Power Rule of Derivatives

Power Rule of derivative is an essential formula in differential calculus. Now we shall prove this formula by definition or first principle.

Let us suppose that the function of the form y = f\left( x \right) = {x^n}, where n is any constant power.

First we take the increment or small change in the function.

\begin{gathered} y + \Delta y = {\left( {x + \Delta x} \right)^n} \\ \Rightarrow \Delta y = {\left( {x + \Delta x} \right)^n} - y \\ \end{gathered}

Putting the value of function y = {x^n} in the above equation, we get

 \Rightarrow \Delta y = {\left( {x + \Delta x} \right)^n} - {x^n}

Taking x common from the above equation, we get

 \Rightarrow \Delta y = {x^n}{\left( {1 + \frac{{\Delta x}}{x}} \right)^n} - {x^n}

Now taking common {x^n}, we get

 \Rightarrow \Delta y = {x^n}\left[ {{{\left( {1 + \frac{{\Delta x}}{x}} \right)}^n} - 1} \right]

Expanding the above expression using binomial series, we get

\begin{gathered} \Rightarrow \Delta y = {x^n}\left[ {1 + n\left( {\frac{{\Delta x}}{x}} \right) + \frac{{n\left( {n - 1} \right)}}{{2!}}{{\left( {\frac{{\Delta x}}{x}} \right)}^2} + \cdots - 1} \right] \\ \Rightarrow \Delta y = {x^n}\left( {\frac{{\Delta x}}{x}} \right)\left[ {n + \frac{{n\left( {n - 1} \right)}}{{2!}}\left( {\frac{{\Delta x}}{x}} \right) + \cdots } \right] \\ \Rightarrow \Delta y = {x^{n - 1}}\Delta x\left[ {n + \frac{{n\left( {n - 1} \right)}}{{2!}}\left( {\frac{{\Delta x}}{x}} \right) + \cdots } \right] \\ \end{gathered}

Dividing both sides by \Delta x, we get
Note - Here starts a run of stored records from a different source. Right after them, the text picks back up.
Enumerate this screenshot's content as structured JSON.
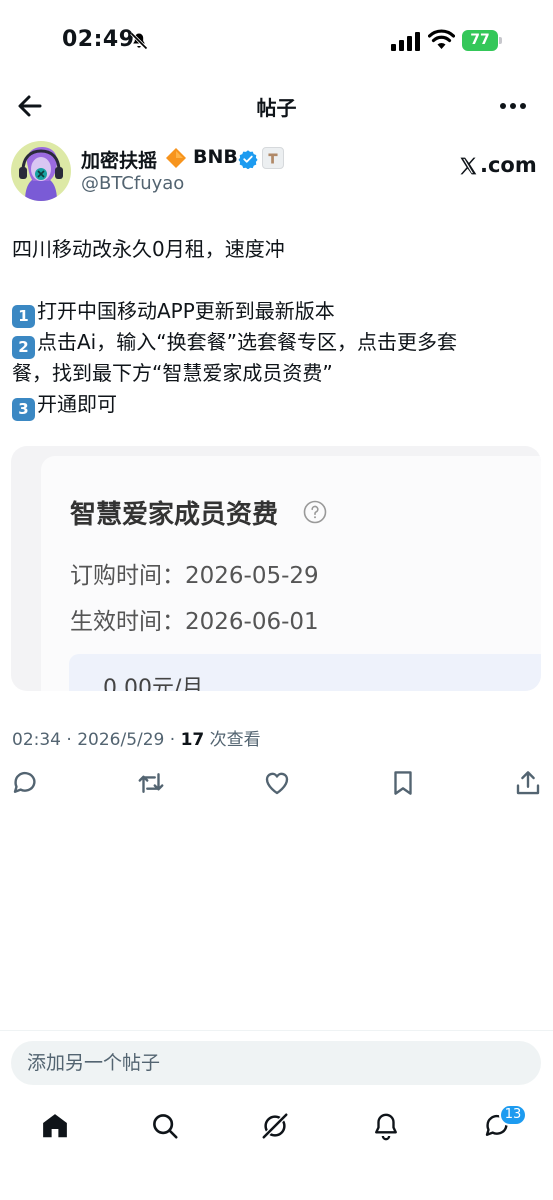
{
  "status_bar": {
    "time": "02:49",
    "battery": "77",
    "icons": [
      "bell-off-icon",
      "cellular-signal-icon",
      "wifi-icon",
      "battery-icon"
    ]
  },
  "header": {
    "title": "帖子",
    "icons": [
      "back-arrow-icon",
      "more-icon"
    ]
  },
  "author": {
    "name": "加密扶摇",
    "name_suffix": "BNB",
    "handle": "@BTCfuyao",
    "source_domain": ".com",
    "icons": [
      "diamond-emoji-icon",
      "verified-icon",
      "affiliate-badge-icon",
      "x-logo-icon"
    ]
  },
  "post": {
    "line1": "四川移动改永久0月租，速度冲",
    "step1_num": "1",
    "step1_text": "打开中国移动APP更新到最新版本",
    "step2_num": "2",
    "step2_text": "点击Ai，输入“换套餐”选套餐专区，点击更多套",
    "step2_cont": "餐，找到最下方“智慧爱家成员资费”",
    "step3_num": "3",
    "step3_text": "开通即可"
  },
  "media": {
    "title": "智慧爱家成员资费",
    "order_time": "订购时间：2026-05-29",
    "effective_time": "生效时间：2026-06-01",
    "price": "0.00元/月"
  },
  "meta": {
    "timestamp": "02:34 · 2026/5/29 · ",
    "views_count": "17",
    "views_label": " 次查看"
  },
  "actions": [
    "reply-icon",
    "repost-icon",
    "like-icon",
    "bookmark-icon",
    "share-icon"
  ],
  "composer": {
    "placeholder": "添加另一个帖子"
  },
  "bottom_nav": {
    "tabs": [
      "home-icon",
      "search-icon",
      "grok-icon",
      "notifications-icon",
      "messages-icon"
    ],
    "messages_badge": "13"
  },
  "colors": {
    "accent": "#1d9bf0",
    "secondary_text": "#536471",
    "battery": "#34c759",
    "keycap": "#3b88c3"
  }
}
\begin{gathered} \Rightarrow \frac{{\Delta y}}{{\Delta x}} = \frac{{{x^{n - 1}}\Delta x\left[ {n + \frac{{n\left( {n - 1} \right)}}{{2!}}\left( {\frac{{\Delta x}}{x}} \right) + \cdots } \right]}}{{\Delta x}} \\ \Rightarrow \frac{{\Delta y}}{{\Delta x}} = {x^{n - 1}}\left[ {n + \frac{{n\left( {n - 1} \right)}}{{2!}}\left( {\frac{{\Delta x}}{x}} \right) + \cdots } \right] \\ \end{gathered}

Taking limit of both sides as \Delta x \to 0, we have

\begin{gathered} \Rightarrow \mathop {\lim }\limits_{\Delta x \to 0} \frac{{\Delta y}}{{\Delta x}} = \mathop {\lim }\limits_{\Delta x \to 0} {x^{n - 1}}\left[ {n + \frac{{n\left( {n - 1} \right)}}{{2!}}\left( {\frac{{\Delta x}}{x}} \right) + \cdots } \right] \\ \Rightarrow \frac{{dy}}{{dx}} = {x^{n - 1}}\left[ {n + 0 + 0 + \cdots } \right] \\ \Rightarrow \frac{{dy}}{{dx}} = n{x^{n - 1}} \\ \Rightarrow \frac{d}{{dx}}{x^n} = n{x^{n - 1}} \\ \end{gathered}

This shows that the derivative of x power n is n{x^{n - 1}}.

Example: Find the derivative of y = f\left( x \right) = 7{x^3} + 2

We have the given function as

y = 7{x^3} + 2

Differentiation with respect to variable x, we get

\begin{gathered} \frac{{dy}}{{dx}} = \frac{d}{{dx}}\left( {7{x^3} + 2} \right) \\ \Rightarrow \frac{{dy}}{{dx}} = 7\frac{d}{{dx}}{x^3} + \frac{d}{{dx}}2 \\ \end{gathered}

Now using the power rule and constant function rule, we have

\frac{{dy}}{{dx}} = 21{x^2}